specific items (e.g., anesthesia, surgery, medications), keeping quantity weights temporarily fixed. Then, at appropriate intervals, perhaps every year or two, the BLS should reconstruct the medical care index by pricing the treatment episodes of the 15 to 40 diagnoses— including the effects of changed inputs on the overall cost of those treatments. The frequency with which these diagnosis adjustments should be made will depend in part on the cost to BLS of doing so. The resulting MCPI price indexes should initially be published on an experimental basis. The panel also recommends that the BLS appoint a study group to consider, among other things, the possibility that the index will “jump” at the linkage points and whether a prospective smoothing technique should be used.
Currently, CPI weights only reflect consumers’ out-of-pocket expenditures on medical care, including the cost of insurance. As discussed above, this leads to an underestimation of the medical care category of the CPI. Given the uses to which the flagship CPI is put, it is not obvious that expanding the medical care category to include more types of expenditures is advisable. However, a more broadly based measure of the changing cost of medical would be valuable for a wide range of policy purposes.
Recommendation 6-2: BLS should include the portion of health insurance paid for by employers in one version of the CPI, perhaps calling it an “expanded-scope medical CPI.” Because many commonly used income measures exclude employer-provided benefits and because the Consumer Expenditure Survey is based only on out-of-pocket expenditures, the original conception of the MCPI domain should still be maintained in constructing the traditional (flagship) CPI. The panel also recommends examining the practicality of including other employer-paid employee benefits (e.g., dental and life insurance and cafeteria plans) in the expanded-scope CPI.
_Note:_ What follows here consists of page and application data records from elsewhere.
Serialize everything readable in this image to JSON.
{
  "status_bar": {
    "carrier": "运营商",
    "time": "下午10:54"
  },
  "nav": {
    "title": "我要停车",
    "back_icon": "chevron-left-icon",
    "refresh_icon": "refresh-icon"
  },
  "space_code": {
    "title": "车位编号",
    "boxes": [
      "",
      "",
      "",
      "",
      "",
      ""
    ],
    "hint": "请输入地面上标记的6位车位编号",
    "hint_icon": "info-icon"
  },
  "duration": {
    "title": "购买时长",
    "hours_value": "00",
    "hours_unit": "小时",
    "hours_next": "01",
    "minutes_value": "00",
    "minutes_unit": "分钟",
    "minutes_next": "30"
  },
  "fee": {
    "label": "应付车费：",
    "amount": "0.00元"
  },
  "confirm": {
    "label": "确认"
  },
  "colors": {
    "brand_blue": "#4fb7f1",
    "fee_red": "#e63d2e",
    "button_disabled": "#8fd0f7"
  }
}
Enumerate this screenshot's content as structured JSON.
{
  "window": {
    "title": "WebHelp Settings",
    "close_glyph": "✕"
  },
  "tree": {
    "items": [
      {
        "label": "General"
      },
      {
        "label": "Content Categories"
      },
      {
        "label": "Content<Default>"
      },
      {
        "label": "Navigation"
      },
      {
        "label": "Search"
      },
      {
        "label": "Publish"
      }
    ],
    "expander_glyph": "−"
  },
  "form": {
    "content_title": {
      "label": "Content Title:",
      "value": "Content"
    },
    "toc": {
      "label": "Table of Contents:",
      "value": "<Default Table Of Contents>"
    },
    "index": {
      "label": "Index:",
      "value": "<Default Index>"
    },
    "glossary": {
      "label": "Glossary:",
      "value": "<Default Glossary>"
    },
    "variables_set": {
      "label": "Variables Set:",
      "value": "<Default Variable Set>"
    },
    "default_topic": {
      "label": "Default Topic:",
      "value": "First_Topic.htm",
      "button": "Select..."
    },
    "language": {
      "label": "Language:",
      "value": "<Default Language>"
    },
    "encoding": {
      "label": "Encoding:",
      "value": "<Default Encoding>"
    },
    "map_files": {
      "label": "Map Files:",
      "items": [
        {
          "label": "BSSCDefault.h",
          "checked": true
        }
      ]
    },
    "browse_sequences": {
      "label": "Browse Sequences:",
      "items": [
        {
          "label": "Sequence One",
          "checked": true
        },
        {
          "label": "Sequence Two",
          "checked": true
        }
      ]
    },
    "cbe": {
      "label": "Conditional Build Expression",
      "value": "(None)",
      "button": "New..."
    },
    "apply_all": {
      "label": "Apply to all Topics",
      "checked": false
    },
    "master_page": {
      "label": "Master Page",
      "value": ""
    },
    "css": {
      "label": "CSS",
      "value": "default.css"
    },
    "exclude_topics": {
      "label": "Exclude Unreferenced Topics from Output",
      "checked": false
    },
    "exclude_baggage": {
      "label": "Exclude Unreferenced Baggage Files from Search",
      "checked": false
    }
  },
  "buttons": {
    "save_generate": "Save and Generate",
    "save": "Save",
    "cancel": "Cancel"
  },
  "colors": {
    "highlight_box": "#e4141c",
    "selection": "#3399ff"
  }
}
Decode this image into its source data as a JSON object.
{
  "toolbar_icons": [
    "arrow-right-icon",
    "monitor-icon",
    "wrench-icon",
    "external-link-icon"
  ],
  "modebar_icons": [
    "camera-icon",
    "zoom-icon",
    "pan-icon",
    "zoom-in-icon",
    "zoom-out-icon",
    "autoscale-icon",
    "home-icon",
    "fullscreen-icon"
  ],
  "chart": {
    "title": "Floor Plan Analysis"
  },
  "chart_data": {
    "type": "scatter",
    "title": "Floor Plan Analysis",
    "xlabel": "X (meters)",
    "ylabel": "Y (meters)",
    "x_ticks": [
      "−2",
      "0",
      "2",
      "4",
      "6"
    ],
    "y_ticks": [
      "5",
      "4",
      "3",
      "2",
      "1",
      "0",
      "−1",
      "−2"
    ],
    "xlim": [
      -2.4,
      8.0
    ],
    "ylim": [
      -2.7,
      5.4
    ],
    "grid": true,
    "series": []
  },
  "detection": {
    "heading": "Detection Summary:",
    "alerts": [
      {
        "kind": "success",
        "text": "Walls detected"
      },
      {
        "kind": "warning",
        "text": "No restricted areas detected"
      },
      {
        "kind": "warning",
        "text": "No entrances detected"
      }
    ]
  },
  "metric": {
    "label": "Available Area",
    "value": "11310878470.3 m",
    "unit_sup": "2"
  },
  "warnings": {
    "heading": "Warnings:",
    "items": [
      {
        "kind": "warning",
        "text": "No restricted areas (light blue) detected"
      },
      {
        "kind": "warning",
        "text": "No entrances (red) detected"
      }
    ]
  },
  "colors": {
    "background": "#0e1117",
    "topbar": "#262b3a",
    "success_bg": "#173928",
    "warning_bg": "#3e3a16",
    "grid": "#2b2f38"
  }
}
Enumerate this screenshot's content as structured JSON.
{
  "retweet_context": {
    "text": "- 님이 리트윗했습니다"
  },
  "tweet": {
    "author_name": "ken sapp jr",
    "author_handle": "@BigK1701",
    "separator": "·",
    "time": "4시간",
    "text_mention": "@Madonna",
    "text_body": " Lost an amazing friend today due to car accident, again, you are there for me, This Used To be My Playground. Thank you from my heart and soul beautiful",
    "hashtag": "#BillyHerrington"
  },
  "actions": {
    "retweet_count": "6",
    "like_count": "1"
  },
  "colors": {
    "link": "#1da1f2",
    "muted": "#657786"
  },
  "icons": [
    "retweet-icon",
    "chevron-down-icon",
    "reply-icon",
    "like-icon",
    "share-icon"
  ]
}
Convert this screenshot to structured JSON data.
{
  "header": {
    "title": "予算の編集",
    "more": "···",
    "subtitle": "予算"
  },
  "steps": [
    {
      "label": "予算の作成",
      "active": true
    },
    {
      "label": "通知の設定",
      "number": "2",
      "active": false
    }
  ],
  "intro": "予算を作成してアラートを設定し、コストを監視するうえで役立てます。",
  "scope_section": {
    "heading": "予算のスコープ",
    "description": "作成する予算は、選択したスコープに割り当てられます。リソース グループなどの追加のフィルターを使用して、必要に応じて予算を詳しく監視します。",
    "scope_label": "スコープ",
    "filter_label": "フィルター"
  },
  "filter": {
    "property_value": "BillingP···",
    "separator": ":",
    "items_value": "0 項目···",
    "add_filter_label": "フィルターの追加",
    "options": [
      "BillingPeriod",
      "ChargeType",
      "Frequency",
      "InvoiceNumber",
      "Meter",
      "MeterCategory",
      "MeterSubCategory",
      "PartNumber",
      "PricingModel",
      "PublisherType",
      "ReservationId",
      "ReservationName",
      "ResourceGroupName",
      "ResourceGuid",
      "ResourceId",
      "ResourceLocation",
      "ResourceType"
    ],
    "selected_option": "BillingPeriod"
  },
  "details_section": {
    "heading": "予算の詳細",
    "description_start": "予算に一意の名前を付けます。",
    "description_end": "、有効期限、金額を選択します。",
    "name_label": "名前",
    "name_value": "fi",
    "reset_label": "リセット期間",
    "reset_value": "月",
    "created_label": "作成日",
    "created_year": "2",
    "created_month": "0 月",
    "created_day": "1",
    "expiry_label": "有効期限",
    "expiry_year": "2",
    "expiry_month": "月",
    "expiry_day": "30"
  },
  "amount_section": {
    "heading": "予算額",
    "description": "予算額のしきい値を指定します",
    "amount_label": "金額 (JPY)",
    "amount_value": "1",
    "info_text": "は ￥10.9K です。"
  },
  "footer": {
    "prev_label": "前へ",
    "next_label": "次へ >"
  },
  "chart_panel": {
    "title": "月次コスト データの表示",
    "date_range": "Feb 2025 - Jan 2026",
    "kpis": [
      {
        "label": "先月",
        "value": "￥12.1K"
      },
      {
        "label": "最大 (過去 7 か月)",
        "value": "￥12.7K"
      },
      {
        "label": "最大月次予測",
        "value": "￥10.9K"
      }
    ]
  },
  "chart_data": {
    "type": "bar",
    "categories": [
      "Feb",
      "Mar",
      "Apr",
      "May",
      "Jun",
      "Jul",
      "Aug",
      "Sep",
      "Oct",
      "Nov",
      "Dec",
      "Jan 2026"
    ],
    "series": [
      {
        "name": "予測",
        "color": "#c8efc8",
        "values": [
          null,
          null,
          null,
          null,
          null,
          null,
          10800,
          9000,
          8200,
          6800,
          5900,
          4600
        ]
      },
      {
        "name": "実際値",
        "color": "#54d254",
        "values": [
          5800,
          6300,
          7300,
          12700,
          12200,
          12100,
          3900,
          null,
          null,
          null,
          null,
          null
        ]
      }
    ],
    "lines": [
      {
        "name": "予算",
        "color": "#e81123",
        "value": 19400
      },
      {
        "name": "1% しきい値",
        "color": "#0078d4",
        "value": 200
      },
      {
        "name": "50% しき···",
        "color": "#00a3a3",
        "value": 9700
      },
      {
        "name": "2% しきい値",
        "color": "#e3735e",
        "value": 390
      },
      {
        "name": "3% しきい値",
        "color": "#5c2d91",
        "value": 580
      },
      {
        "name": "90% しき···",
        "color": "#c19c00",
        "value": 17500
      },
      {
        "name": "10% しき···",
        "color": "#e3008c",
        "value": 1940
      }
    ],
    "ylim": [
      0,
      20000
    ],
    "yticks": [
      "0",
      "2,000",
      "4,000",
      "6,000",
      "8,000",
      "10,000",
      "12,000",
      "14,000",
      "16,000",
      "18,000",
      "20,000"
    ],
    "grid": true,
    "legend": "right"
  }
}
To inform public policy discussions and to evaluate the performance of the U.S. health care sector, a medical care price index that encompasses purchases from all payers—governments, private third-party insurers, and consumers—is needed. Whether such an index is best constructed by the BLS, the Bureau of Economic Analysis, some other government agency such as the Centers for Medicare and Medicaid Services, or a nongovernmental organization is unclear. What